### Your objective
In the records that come next, find every line with "time". Return those lines.
■ ■ ■ ■ ■ ■ ■
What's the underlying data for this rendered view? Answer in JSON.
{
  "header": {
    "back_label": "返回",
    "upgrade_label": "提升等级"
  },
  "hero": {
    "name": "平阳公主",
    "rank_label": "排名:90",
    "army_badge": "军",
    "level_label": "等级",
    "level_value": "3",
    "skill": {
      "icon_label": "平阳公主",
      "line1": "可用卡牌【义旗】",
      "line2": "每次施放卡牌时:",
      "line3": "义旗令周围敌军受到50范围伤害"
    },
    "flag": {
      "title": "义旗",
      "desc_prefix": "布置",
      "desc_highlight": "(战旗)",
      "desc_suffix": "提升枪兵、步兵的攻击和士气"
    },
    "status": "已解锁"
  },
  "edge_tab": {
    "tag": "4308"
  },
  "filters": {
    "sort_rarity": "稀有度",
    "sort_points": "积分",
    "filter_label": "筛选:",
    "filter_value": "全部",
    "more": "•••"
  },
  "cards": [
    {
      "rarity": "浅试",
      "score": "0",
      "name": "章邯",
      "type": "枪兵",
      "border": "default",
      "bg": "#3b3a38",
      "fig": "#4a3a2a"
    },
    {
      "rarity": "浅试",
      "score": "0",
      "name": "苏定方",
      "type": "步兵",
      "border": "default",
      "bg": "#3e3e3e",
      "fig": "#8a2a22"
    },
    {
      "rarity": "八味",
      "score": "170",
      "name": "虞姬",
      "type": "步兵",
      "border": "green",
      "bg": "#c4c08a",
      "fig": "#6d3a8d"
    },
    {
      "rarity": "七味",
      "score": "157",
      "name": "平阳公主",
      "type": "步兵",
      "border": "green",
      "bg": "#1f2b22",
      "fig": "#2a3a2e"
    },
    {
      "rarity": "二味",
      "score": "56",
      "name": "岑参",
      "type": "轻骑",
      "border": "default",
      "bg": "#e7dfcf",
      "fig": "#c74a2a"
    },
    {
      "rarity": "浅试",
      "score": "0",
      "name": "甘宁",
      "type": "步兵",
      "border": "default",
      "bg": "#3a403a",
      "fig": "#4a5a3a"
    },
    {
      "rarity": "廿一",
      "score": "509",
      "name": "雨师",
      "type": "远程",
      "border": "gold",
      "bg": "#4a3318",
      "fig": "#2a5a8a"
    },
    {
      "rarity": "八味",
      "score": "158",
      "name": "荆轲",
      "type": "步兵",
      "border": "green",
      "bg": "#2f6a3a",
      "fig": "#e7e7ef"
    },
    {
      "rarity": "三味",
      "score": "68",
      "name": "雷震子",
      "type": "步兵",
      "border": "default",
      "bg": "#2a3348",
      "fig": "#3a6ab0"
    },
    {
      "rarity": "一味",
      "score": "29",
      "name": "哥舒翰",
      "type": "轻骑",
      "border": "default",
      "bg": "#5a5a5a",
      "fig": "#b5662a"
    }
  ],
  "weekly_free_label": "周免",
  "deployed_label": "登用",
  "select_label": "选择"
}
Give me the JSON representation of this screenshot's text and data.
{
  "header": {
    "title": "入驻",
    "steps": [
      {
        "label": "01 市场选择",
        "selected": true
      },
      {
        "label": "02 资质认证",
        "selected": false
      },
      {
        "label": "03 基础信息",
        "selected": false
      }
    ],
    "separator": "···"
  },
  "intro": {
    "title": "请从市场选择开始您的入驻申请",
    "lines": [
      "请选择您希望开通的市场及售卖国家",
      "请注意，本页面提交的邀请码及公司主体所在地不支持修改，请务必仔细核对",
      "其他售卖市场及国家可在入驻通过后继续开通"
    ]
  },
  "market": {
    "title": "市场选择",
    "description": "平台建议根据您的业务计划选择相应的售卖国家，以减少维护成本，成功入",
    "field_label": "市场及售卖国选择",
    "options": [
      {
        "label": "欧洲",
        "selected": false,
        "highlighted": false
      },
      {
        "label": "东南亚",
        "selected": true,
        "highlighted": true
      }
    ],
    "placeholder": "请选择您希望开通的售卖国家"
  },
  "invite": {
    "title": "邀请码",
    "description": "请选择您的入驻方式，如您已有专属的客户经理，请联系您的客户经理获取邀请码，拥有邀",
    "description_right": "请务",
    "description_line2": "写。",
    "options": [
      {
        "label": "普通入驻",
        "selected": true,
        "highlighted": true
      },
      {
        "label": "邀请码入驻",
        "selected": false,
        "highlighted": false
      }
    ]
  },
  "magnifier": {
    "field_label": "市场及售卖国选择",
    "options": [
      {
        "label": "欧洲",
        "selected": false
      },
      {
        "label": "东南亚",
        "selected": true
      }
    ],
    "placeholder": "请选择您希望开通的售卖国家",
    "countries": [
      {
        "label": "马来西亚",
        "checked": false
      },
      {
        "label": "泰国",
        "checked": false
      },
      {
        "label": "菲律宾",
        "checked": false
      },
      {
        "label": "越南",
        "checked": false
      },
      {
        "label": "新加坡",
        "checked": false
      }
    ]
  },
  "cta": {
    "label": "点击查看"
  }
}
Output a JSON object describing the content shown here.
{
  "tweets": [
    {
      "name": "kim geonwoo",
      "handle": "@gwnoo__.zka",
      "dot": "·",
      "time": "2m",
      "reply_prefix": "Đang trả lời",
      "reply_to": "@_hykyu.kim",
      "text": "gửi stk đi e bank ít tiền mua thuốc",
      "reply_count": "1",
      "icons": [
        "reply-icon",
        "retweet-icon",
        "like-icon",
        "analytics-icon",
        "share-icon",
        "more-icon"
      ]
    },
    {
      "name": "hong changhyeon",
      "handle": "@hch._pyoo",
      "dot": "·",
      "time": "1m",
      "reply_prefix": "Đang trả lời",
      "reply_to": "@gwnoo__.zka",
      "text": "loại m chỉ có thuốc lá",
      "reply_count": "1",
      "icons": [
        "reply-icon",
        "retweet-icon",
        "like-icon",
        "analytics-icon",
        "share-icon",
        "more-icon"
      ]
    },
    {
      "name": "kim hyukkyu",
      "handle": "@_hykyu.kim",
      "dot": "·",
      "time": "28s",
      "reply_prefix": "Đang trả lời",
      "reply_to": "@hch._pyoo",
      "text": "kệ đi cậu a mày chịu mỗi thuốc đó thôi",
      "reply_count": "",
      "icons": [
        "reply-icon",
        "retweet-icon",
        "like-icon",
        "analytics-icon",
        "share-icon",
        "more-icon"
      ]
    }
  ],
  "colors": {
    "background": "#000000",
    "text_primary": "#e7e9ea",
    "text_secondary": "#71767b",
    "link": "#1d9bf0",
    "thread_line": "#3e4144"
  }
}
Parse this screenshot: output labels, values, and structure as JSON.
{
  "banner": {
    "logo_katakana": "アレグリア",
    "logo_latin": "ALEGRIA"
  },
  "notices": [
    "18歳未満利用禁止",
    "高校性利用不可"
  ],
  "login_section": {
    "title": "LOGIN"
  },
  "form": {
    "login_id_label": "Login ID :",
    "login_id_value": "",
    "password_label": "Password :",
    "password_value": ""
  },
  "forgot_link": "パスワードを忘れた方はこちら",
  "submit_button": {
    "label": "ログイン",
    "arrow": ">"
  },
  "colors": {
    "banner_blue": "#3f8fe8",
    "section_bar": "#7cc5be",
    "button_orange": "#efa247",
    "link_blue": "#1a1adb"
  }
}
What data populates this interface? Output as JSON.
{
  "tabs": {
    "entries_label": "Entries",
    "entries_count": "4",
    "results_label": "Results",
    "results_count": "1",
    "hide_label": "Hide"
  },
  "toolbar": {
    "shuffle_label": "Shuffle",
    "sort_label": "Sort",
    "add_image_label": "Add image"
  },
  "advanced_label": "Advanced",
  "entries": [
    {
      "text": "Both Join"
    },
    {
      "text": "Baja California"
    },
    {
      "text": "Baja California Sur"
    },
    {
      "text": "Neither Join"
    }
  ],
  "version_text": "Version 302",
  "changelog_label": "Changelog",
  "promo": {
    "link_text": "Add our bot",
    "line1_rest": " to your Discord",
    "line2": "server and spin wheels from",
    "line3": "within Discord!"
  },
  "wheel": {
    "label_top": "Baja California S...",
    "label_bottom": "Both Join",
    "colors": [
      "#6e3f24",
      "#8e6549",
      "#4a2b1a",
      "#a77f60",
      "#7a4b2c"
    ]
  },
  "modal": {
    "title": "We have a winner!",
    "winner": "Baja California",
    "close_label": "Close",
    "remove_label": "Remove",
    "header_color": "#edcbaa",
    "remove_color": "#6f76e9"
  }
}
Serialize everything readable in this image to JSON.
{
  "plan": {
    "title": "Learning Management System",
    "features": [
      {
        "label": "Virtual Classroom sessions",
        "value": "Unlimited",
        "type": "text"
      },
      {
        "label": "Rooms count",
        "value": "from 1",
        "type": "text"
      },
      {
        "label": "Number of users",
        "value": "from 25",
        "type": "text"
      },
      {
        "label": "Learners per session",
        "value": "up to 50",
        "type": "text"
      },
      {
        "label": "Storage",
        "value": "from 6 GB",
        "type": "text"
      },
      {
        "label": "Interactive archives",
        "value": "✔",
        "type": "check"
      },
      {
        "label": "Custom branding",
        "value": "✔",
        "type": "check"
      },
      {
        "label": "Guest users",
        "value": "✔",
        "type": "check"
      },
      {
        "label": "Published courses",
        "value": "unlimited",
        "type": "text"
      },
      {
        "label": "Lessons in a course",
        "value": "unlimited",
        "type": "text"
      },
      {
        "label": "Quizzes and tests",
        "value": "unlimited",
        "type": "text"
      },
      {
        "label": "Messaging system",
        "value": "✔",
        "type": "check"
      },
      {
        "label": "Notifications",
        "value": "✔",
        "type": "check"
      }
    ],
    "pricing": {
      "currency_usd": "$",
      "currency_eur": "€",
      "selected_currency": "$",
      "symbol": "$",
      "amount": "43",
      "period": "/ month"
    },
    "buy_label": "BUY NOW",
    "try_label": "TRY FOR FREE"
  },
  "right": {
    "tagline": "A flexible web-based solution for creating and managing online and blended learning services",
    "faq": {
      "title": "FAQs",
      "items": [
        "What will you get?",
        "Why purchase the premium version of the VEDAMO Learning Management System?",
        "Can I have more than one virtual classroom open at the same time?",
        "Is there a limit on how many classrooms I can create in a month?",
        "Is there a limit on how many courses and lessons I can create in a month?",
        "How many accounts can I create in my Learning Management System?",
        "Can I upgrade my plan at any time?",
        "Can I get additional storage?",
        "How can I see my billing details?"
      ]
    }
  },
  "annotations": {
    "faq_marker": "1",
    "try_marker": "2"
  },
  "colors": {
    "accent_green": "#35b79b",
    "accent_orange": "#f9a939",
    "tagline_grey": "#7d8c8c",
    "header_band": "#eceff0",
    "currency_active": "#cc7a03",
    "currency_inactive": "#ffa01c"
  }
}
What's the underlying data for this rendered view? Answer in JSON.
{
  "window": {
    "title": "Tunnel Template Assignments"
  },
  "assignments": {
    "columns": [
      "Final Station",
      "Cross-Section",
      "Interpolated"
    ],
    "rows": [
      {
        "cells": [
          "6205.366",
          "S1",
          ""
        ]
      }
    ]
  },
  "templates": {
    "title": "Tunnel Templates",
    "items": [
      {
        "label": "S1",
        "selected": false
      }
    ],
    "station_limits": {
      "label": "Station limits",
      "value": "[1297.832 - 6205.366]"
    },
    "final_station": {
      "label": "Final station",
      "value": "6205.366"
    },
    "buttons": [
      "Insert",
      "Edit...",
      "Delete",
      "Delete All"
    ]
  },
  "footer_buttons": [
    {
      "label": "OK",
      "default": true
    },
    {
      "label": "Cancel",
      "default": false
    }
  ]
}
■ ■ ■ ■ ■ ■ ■
### Response box
      "time": "2m",
      "time": "1m",
      "time": "28s",
        "Can I have more than one virtual classroom open at the same time?",
        "Can I upgrade my plan at any time?",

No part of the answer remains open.